The study, published in the American Journal of Clinical Nutrition, also backs up previous data suggesting there is no gain for older people taking vitamin D.
“Vitamin D deficiency is common in older people, and it may lead to bone loss, impairment of muscle function and an increased risk of falls and fractures,” commented lead researcher Dr Terry Aspray from Newcastle University's Institute of Cellular Medicine, UK.
"The results from previous studies assessing the effect of vitamin D on bone mineral density have yielded conflicting results, and our study is a significant contribution to the current debate,” he added. "While our findings do not support evidence of the benefit of high dose vitamin D supplements, at least on bone mineral density, we do, however, identify that higher doses of the vitamin may have beneficial effects on bone metabolism and that they are safe for older people.”
Vitamin D research
Aspray and his colleagues looked at data from almost 400 people, aged 70 years or older, who were were randomly allocated to one of three doses of vitamin D given once a month for a year - the doses were 300 μg, 600 μg or 1200 μg (equivalent to a daily dose of 10 μg, 20 μg or 40 μg).
The study's aim - funded by UK charity Versus Arthritis - was to measure the effect of vitamin D supplementation on the change in bone mineral density (BMD), a recognised indicator of bone strength, and changers in markers of bone metabolism, in these older people.
The findings revealed that there was no change in BMD over 12 months between the three doses.
However, the study did show that doses equivalent to 40 μg a day are safe in an older population and there was a beneficial effect on bone metabolism up to the highest dose, said the team.
"Over the one year of this study, higher doses of vitamin D neither improved measures of bone strength nor reduced falls among older people,” noted Benjamin Ellis, Versus Arthritis Senior Clinical Policy Adviser.
He noted that while in the summer months vitamin D is manufactured by the body, dietary vitamin D from food and supplements remains important – and is especially important in winter months.
"The current guidance is still that people at risk of low vitamin D should consider taking a daily vitamin D supplement, as should everyone during the winter months,” said Ellis.
"Work is needed to implement effective strategies to prevent falls and fractures among older people, and to understand the role of medications and dietary supplements in this."

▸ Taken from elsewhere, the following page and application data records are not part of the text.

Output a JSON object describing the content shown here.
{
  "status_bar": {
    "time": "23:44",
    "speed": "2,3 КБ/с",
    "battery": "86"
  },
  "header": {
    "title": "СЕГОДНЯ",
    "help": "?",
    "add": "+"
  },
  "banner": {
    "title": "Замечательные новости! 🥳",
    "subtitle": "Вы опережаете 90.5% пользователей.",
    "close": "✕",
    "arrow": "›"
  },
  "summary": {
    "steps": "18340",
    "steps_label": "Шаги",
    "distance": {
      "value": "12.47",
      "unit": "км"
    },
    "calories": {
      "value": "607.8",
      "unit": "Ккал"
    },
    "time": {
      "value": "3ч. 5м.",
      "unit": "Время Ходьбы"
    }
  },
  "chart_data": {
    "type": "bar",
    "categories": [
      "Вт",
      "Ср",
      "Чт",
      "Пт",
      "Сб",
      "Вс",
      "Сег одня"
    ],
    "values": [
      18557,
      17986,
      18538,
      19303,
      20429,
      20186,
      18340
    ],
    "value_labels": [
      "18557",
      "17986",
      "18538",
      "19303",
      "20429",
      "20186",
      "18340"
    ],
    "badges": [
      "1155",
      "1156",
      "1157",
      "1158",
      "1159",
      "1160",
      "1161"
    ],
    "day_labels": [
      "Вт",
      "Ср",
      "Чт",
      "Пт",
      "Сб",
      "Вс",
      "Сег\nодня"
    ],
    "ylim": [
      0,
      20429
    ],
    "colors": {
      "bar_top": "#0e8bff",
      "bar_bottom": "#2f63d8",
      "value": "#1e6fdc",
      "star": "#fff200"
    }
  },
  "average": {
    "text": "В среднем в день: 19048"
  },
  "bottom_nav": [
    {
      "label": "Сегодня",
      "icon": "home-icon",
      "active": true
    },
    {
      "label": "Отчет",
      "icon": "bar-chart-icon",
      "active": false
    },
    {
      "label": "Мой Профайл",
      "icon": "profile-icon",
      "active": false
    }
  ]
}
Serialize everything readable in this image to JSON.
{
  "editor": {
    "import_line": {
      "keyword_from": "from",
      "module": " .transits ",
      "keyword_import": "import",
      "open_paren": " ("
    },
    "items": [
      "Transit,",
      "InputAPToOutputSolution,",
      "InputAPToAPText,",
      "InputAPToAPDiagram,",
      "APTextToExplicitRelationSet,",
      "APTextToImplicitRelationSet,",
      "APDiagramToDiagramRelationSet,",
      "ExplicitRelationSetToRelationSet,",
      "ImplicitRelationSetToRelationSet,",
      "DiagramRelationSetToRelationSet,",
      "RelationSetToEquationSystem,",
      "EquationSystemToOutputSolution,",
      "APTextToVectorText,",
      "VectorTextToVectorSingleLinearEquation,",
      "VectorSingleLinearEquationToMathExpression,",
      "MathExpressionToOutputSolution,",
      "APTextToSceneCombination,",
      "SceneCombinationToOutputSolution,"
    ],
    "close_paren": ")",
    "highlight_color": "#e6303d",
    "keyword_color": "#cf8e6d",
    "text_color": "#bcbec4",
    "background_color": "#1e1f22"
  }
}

Source: American Journal of Clinical Nutrition
Published online ahead of print, doi: 10.1093/ajcn/nqy280
“Randomized controlled trial of vitamin D supplementation in older people to optimize bone health”
Authors: Terry J Aspray, et al